This must be a problem for staff in the workplace. When staff know more about health and safety law than their line managers; it’s bound to cause problems with confidence and moral. Not to mention the whole culture issues with regard to health and safety in the workplace. If the managers don’t know enough about health and safety to lead their teams, then the staff will sense this weekness and are less likely to respect their bossess. The benefits of a good health and safety culture are well documented and include:
- Fewer accidents in the workplace
- High staff morale
- Lower staff turnover and absences
- Reduced sick pay costs
- Better company reputation
- Increased staff loyalty
- Lower insurance premiums
- Increased customer confidence
It is essential that managers and supervisors have had appropriate training. Only then can they operate within the law and supervise staff to make sure that they are working safely. Dates for the next health and safety courses in Stockport town centre.
If you would like to discuss health and safety training or if you would like advice on your policies and procedures, contact me.
Graeme Wear says
This is all true, if as you say, employees know more about H&S than their Managers – but in reality not many of them do, other than what they’ve picked up from a mate in the pub. In my experience over many years and both H&S Consultant and trainer, most employees are really not that interested either – on many feedback forms I’ve see, the answer to the question “Why did you attend this course” is often “My manager told me I had to”.
H&S only becomes important in the majority of businesses 10 seconds after there has been an accident…
Michelle Hay says
You’re correct Greame, so it is my job to enlighten the workforce about health and safety and their responsibilities within the workplace.
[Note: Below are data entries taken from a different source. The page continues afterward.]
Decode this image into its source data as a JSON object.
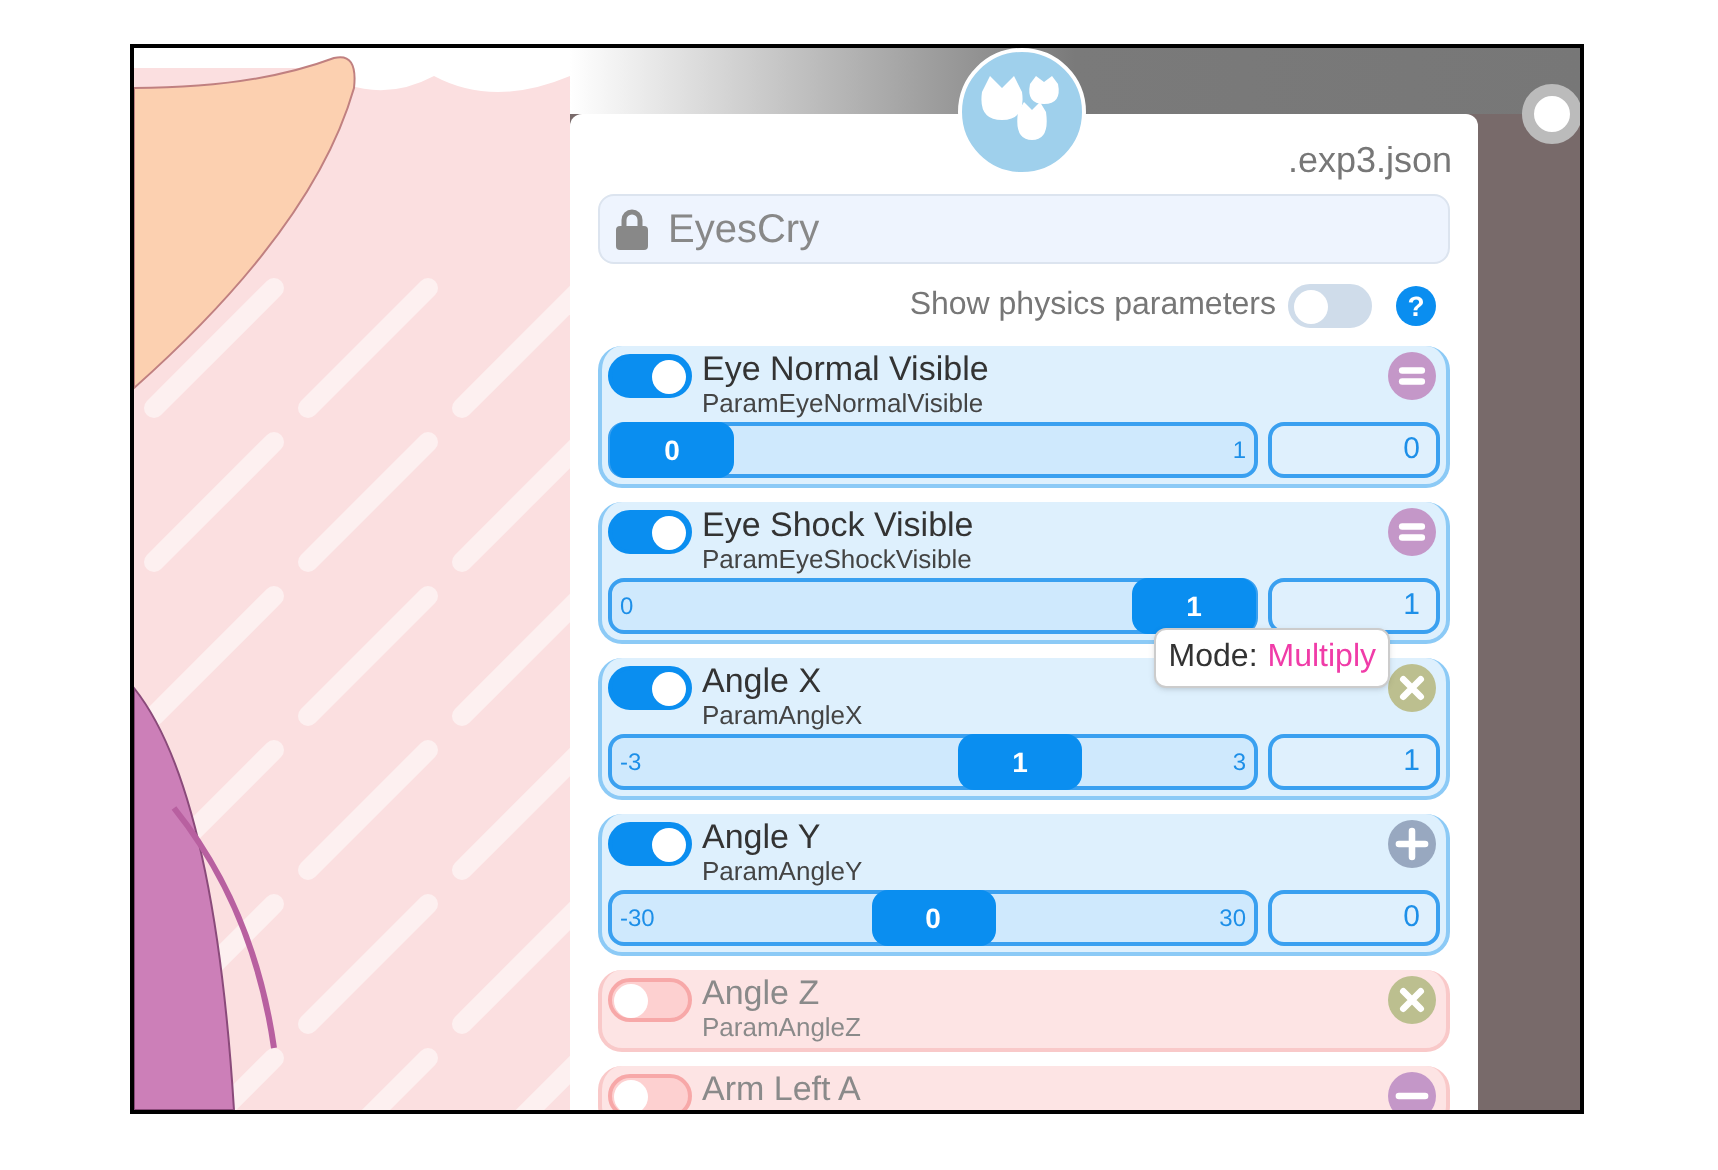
{
  "file_suffix": ".exp3.json",
  "name_field": {
    "value": "EyesCry",
    "locked": true
  },
  "physics_toggle": {
    "label": "Show physics parameters",
    "on": false,
    "help": "?"
  },
  "parameters": [
    {
      "name": "Eye Normal Visible",
      "id": "ParamEyeNormalVisible",
      "enabled": true,
      "kind": "equals",
      "slider": {
        "max_label": "1",
        "thumb": "0",
        "level": 0
      },
      "value": "0"
    },
    {
      "name": "Eye Shock Visible",
      "id": "ParamEyeShockVisible",
      "enabled": true,
      "kind": "equals",
      "slider": {
        "min_label": "0",
        "thumb": "1",
        "level": 1
      },
      "value": "1",
      "tooltip": {
        "label": "Mode:",
        "value": "Multiply"
      }
    },
    {
      "name": "Angle X",
      "id": "ParamAngleX",
      "enabled": true,
      "kind": "cross",
      "slider": {
        "min_label": "-3",
        "max_label": "3",
        "thumb": "1",
        "level": 0.667
      },
      "value": "1"
    },
    {
      "name": "Angle Y",
      "id": "ParamAngleY",
      "enabled": true,
      "kind": "plus",
      "slider": {
        "min_label": "-30",
        "max_label": "30",
        "thumb": "0",
        "level": 0.5
      },
      "value": "0"
    },
    {
      "name": "Angle Z",
      "id": "ParamAngleZ",
      "enabled": false,
      "kind": "cross"
    },
    {
      "name": "Arm Left A",
      "enabled": false,
      "kind": "minus"
    }
  ]
}
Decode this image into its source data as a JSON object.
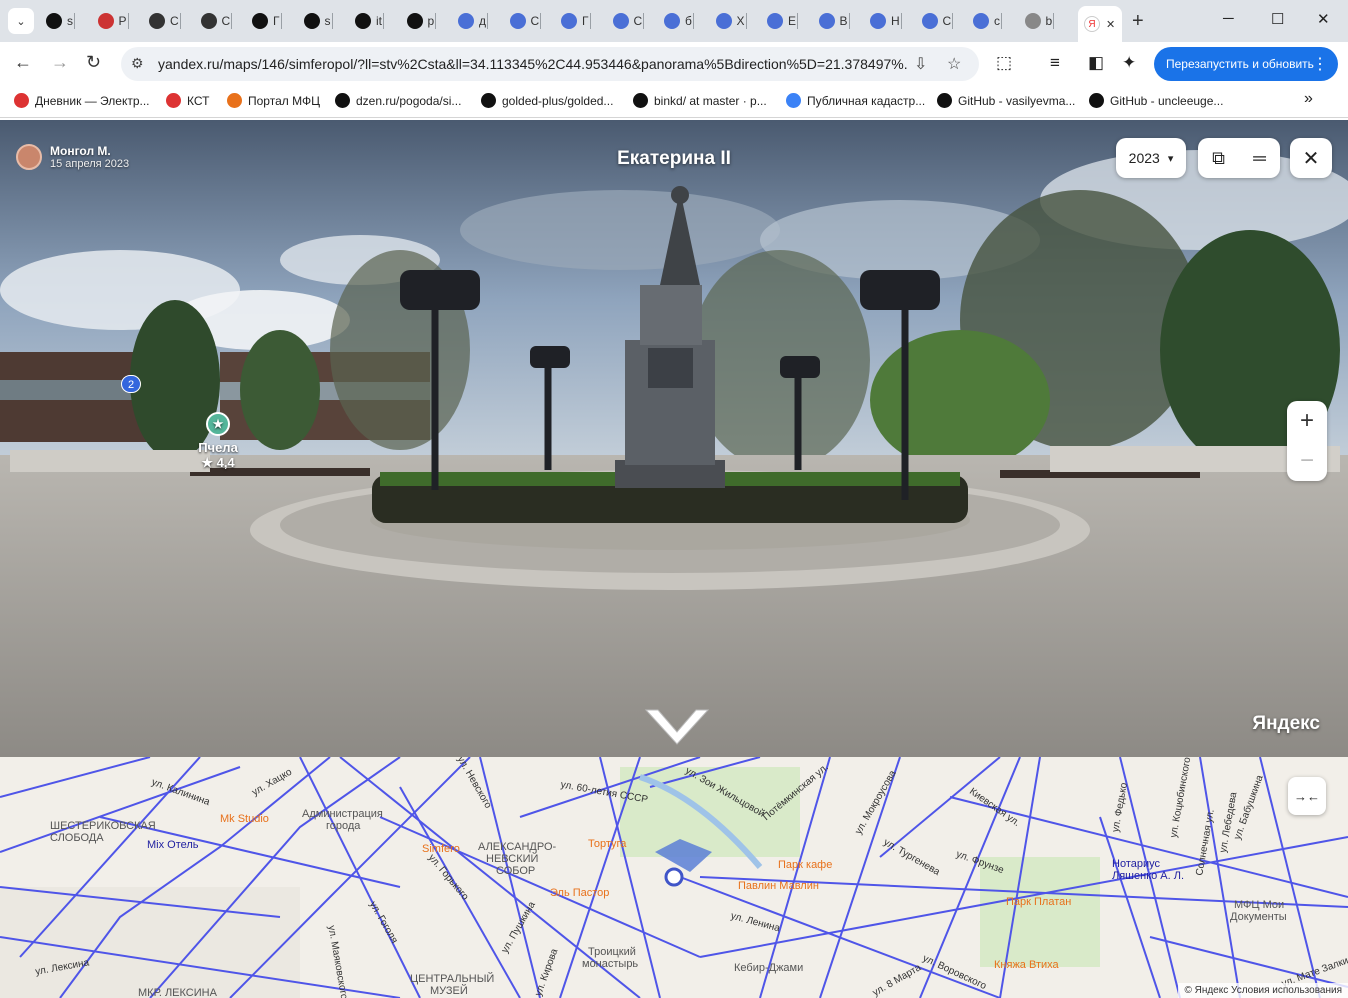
{
  "browser": {
    "tabs": [
      {
        "label": "s",
        "icon": "bird-icon"
      },
      {
        "label": "P",
        "icon": "colorful-icon"
      },
      {
        "label": "C",
        "icon": "screen-icon"
      },
      {
        "label": "C",
        "icon": "screen-icon"
      },
      {
        "label": "Г",
        "icon": "r-icon"
      },
      {
        "label": "s",
        "icon": "bird-icon"
      },
      {
        "label": "it",
        "icon": "bird-icon"
      },
      {
        "label": "p",
        "icon": "bird-icon"
      },
      {
        "label": "д",
        "icon": "target-icon"
      },
      {
        "label": "С",
        "icon": "target-icon"
      },
      {
        "label": "Г",
        "icon": "target-icon"
      },
      {
        "label": "С",
        "icon": "target-icon"
      },
      {
        "label": "б",
        "icon": "target-icon"
      },
      {
        "label": "Х",
        "icon": "target-icon"
      },
      {
        "label": "Е",
        "icon": "target-icon"
      },
      {
        "label": "В",
        "icon": "target-icon"
      },
      {
        "label": "Н",
        "icon": "target-icon"
      },
      {
        "label": "С",
        "icon": "target-icon"
      },
      {
        "label": "с",
        "icon": "target-icon"
      },
      {
        "label": "b",
        "icon": "globe-icon"
      }
    ],
    "active_tab": {
      "label": "Я",
      "close": "✕"
    },
    "new_tab": "+",
    "window_buttons": {
      "minimize": "─",
      "maximize": "☐",
      "close": "✕"
    },
    "url": "yandex.ru/maps/146/simferopol/?ll=stv%2Csta&ll=34.113345%2C44.953446&panorama%5Bdirection%5D=21.378497%...",
    "relaunch_label": "Перезапустить и обновить",
    "bookmarks": [
      {
        "label": "Дневник — Электр...",
        "color": "#d33"
      },
      {
        "label": "КСТ",
        "color": "#d33"
      },
      {
        "label": "Портал МФЦ",
        "color": "#e8711b"
      },
      {
        "label": "dzen.ru/pogoda/si...",
        "color": "#111"
      },
      {
        "label": "golded-plus/golded...",
        "color": "#111"
      },
      {
        "label": "binkd/ at master · p...",
        "color": "#111"
      },
      {
        "label": "Публичная кадастр...",
        "color": "#3b82f6"
      },
      {
        "label": "GitHub - vasilyevma...",
        "color": "#111"
      },
      {
        "label": "GitHub - uncleeuge...",
        "color": "#111"
      }
    ],
    "bookmarks_more": "»"
  },
  "panorama": {
    "author_name": "Монгол М.",
    "date": "15 апреля 2023",
    "title": "Екатерина II",
    "year": "2023",
    "year_caret": "▾",
    "zoom_in": "+",
    "zoom_out": "−",
    "close": "✕",
    "brand": "Яндекс",
    "poi_name": "Пчела",
    "poi_rating": "★ 4,4",
    "badge": "2"
  },
  "map": {
    "collapse_icon": "→←",
    "labels": [
      {
        "text": "ШЕСТЕРИКОВСКАЯ",
        "cls": "gray"
      },
      {
        "text": "СЛОБОДА",
        "cls": "gray"
      },
      {
        "text": "Mix Отель",
        "cls": ""
      },
      {
        "text": "Mk Studio",
        "cls": "orange"
      },
      {
        "text": "Администрация",
        "cls": "gray"
      },
      {
        "text": "города",
        "cls": "gray"
      },
      {
        "text": "Simfero",
        "cls": "orange"
      },
      {
        "text": "АЛЕКСАНДРО-",
        "cls": "gray"
      },
      {
        "text": "НЕВСКИЙ",
        "cls": "gray"
      },
      {
        "text": "СОБОР",
        "cls": "gray"
      },
      {
        "text": "Тортуга",
        "cls": "orange"
      },
      {
        "text": "Эль Пастор",
        "cls": "orange"
      },
      {
        "text": "Парк кафе",
        "cls": "orange"
      },
      {
        "text": "Павлин Мавлин",
        "cls": "orange"
      },
      {
        "text": "Нотариус",
        "cls": ""
      },
      {
        "text": "Ляшенко А. Л.",
        "cls": ""
      },
      {
        "text": "Парк Платан",
        "cls": "orange"
      },
      {
        "text": "МФЦ Мои",
        "cls": "gray"
      },
      {
        "text": "Документы",
        "cls": "gray"
      },
      {
        "text": "Княжа Втиха",
        "cls": "orange"
      },
      {
        "text": "Троицкий",
        "cls": "gray"
      },
      {
        "text": "монастырь",
        "cls": "gray"
      },
      {
        "text": "Кебир-Джами",
        "cls": "gray"
      },
      {
        "text": "ЦЕНТРАЛЬНЫЙ",
        "cls": "gray"
      },
      {
        "text": "МУЗЕЙ",
        "cls": "gray"
      },
      {
        "text": "МКР. ЛЕКСИНА",
        "cls": "gray"
      }
    ],
    "streets": [
      "ул. Калинина",
      "ул. Хацко",
      "ул. Невского",
      "ул. Горького",
      "ул. Гоголя",
      "ул. Кирова",
      "ул. Ленина",
      "ул. Зои Жильцовой",
      "Потёмкинская ул.",
      "ул. Мокроусова",
      "ул. Тургенева",
      "Киевская ул.",
      "ул. Фрунзе",
      "ул. Федько",
      "ул. Коцюбинского",
      "Солнечная ул.",
      "ул. Лебедева",
      "ул. Бабушкина",
      "ул. Воровского",
      "ул. Лексина",
      "ул. Маяковского",
      "ул. 60-летия СССР",
      "ул. Пушкина",
      "ул. 8 Марта",
      "ул. Мате Залки"
    ],
    "copyright": "© Яндекс   Условия использования"
  }
}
I also teach them what their employers should do for them.
I also agree that most staff are only there because they have been told to attend and by the end of my training, they have accurate knowledge of health and safety and actively want to avoid accidents or incidents when they return to work.
Although, it’s the managers that are sending them on training, I get the impression that the managers themselves do not think that they need the same or more training. In other words, they are relying on the staff to do the right thing and forgettting (or they don’t know) what their role is.
It’s a high risk strategy for any company not to make sure that their managers and supervisors are at least equally aware of health and safety law. Unless you can prove due dilligence, companies have little chance of avoiding prosecution in the event of a serious failing.